··· Given records

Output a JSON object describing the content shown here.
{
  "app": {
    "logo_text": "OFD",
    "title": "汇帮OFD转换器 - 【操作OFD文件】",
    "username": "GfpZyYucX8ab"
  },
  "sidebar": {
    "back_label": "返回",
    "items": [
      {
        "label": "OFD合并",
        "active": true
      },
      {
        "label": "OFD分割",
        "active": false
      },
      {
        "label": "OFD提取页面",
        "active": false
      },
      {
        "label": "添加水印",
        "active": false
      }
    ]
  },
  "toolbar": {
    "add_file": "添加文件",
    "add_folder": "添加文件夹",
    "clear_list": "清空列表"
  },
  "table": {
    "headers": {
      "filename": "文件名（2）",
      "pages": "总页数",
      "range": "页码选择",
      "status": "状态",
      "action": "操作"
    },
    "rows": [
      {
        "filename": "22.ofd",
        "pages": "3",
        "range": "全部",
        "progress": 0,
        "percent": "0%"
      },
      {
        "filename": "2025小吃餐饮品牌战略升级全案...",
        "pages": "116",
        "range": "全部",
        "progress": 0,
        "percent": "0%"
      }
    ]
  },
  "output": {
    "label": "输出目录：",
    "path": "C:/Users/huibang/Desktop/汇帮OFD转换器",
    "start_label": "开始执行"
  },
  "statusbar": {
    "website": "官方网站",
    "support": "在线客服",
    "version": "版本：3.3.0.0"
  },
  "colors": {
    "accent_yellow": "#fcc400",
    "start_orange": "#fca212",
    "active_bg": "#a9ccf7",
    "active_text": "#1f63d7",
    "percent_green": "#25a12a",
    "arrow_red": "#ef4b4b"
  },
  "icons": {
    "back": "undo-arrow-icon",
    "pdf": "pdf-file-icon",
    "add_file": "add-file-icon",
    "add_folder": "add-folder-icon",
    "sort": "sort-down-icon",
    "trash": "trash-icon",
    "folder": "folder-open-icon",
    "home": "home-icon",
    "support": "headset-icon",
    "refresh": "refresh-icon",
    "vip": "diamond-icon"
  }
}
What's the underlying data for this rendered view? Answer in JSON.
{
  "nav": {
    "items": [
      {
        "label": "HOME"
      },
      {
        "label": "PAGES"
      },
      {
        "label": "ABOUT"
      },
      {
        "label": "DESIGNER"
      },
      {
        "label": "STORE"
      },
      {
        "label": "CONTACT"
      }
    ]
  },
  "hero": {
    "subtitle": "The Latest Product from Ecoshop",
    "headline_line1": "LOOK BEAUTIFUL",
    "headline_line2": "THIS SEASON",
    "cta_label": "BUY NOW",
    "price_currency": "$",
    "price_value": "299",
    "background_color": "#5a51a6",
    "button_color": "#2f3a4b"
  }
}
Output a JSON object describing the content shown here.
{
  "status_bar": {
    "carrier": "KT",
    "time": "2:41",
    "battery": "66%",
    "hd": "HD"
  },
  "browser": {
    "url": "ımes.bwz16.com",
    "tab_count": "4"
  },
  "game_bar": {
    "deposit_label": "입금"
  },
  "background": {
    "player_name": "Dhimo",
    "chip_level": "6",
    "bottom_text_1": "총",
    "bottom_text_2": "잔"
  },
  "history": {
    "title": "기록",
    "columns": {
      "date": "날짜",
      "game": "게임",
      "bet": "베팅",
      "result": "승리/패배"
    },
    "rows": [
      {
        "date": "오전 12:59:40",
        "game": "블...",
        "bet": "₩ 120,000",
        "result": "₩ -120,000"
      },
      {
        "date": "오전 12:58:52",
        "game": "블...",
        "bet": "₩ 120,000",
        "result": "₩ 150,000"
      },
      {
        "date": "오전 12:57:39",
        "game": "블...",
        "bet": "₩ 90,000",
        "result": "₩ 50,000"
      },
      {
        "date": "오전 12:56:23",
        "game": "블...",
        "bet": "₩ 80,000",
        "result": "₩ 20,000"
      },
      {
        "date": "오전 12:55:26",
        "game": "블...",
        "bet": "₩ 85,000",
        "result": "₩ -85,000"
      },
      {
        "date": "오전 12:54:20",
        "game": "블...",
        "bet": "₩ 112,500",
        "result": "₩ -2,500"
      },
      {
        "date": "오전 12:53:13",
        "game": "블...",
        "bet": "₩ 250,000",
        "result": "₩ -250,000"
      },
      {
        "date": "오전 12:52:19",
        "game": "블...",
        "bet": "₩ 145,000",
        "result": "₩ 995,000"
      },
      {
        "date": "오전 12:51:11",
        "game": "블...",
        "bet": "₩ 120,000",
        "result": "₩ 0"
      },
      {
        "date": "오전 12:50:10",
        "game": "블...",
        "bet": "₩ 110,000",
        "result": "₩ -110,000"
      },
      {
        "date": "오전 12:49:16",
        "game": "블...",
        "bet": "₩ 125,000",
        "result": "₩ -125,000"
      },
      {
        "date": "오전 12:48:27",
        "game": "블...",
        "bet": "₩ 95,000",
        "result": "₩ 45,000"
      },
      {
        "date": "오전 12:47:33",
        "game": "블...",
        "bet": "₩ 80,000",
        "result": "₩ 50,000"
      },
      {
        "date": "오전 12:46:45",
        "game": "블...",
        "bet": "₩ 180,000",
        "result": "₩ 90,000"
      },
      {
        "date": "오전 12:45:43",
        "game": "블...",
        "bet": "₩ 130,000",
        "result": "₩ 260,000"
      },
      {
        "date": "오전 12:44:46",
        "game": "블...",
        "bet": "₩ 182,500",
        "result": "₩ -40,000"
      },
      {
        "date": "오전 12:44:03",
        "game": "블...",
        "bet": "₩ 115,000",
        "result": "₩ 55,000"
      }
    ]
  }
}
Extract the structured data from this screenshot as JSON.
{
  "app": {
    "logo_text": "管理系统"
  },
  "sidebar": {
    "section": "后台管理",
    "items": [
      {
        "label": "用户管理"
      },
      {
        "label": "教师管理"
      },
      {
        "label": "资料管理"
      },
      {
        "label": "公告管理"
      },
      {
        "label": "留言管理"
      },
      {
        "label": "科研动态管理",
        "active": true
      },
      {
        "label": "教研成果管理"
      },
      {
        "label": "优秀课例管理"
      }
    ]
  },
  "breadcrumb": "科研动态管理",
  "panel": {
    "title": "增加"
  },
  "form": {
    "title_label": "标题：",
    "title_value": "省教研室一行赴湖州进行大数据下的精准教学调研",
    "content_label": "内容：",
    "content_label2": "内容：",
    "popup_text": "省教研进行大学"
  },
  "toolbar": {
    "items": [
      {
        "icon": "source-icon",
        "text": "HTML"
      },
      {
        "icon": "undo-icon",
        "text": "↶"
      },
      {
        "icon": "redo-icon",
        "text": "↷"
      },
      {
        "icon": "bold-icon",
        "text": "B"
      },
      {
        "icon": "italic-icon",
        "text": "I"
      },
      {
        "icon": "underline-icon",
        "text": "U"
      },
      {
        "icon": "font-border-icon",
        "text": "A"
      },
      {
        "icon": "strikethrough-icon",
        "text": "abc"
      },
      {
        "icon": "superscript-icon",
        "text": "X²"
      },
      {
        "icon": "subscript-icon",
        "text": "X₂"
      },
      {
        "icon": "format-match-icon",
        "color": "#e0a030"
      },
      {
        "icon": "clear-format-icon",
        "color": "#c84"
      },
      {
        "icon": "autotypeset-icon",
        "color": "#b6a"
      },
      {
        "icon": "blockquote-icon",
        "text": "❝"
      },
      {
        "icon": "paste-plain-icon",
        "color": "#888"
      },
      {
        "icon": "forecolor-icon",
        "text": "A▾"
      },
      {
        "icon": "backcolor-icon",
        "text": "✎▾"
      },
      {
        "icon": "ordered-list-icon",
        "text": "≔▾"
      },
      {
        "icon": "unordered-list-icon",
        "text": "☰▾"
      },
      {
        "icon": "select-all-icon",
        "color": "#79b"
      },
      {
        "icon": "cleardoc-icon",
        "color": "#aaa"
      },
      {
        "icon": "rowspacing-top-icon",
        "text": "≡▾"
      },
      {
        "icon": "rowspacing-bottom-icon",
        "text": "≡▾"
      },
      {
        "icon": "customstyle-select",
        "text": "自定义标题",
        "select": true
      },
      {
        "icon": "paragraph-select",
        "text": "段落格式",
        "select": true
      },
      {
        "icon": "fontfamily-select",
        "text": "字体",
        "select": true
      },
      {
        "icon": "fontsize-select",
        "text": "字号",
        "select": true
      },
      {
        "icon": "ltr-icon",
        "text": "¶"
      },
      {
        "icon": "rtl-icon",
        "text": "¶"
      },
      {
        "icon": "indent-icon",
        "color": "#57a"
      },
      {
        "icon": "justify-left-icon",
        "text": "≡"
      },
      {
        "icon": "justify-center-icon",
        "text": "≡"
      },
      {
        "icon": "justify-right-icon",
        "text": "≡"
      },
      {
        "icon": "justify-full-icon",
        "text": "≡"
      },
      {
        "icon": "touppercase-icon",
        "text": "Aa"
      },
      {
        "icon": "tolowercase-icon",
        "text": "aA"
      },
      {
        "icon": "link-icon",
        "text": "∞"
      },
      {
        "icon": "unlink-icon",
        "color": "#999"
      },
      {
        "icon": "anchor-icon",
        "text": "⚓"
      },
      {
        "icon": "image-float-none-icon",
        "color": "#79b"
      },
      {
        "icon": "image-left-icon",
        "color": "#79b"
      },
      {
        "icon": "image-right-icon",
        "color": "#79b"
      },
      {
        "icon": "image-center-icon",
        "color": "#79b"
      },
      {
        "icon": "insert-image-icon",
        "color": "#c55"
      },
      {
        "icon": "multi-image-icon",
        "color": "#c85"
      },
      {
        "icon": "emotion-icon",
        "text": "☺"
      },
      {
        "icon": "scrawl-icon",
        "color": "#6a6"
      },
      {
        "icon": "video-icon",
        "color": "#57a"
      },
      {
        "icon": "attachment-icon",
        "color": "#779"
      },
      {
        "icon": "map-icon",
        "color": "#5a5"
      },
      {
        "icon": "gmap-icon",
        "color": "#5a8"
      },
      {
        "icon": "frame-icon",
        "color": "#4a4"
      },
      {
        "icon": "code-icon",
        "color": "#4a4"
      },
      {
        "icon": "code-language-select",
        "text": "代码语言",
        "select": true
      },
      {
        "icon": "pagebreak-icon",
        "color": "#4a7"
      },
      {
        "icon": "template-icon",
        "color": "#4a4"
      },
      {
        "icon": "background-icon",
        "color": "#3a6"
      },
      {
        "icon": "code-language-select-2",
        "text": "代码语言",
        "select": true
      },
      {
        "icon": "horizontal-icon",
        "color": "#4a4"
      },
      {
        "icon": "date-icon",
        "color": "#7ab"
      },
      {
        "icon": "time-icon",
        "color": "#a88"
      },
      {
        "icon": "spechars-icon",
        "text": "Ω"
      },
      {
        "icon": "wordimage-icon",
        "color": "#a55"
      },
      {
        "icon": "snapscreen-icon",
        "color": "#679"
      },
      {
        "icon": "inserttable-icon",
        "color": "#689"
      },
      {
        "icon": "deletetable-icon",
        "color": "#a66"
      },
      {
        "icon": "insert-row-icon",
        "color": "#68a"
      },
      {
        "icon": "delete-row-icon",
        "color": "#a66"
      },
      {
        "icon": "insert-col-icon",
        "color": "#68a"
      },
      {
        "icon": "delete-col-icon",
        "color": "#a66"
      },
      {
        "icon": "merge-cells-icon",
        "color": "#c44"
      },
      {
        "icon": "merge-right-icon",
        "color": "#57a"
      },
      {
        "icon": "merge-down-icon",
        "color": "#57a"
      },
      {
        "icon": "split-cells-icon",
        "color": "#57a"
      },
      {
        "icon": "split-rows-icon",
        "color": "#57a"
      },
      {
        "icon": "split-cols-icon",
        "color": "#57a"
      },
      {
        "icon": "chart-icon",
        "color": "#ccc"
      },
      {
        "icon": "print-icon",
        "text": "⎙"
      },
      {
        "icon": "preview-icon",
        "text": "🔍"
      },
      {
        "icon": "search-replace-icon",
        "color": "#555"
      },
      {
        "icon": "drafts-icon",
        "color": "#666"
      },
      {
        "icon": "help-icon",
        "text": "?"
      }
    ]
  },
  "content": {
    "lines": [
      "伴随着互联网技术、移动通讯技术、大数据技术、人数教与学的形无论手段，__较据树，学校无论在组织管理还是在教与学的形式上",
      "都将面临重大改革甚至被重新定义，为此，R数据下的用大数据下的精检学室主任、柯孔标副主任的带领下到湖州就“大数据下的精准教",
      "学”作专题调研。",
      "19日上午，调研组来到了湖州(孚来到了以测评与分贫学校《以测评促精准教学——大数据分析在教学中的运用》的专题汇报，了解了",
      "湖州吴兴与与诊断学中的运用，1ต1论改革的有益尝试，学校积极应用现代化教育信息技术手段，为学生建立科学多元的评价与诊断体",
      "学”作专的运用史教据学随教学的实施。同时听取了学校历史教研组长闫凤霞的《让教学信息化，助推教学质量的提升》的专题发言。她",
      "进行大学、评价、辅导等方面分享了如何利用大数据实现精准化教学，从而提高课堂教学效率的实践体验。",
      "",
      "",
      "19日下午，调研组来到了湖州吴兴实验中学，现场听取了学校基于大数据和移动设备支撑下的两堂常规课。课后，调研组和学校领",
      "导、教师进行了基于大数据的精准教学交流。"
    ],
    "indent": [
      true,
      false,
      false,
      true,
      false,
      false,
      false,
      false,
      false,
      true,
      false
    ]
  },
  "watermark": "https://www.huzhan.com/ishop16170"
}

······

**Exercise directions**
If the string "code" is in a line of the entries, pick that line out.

**Written reply**
        "icon": "code-icon",
        "icon": "code-language-select",
        "icon": "code-language-select-2",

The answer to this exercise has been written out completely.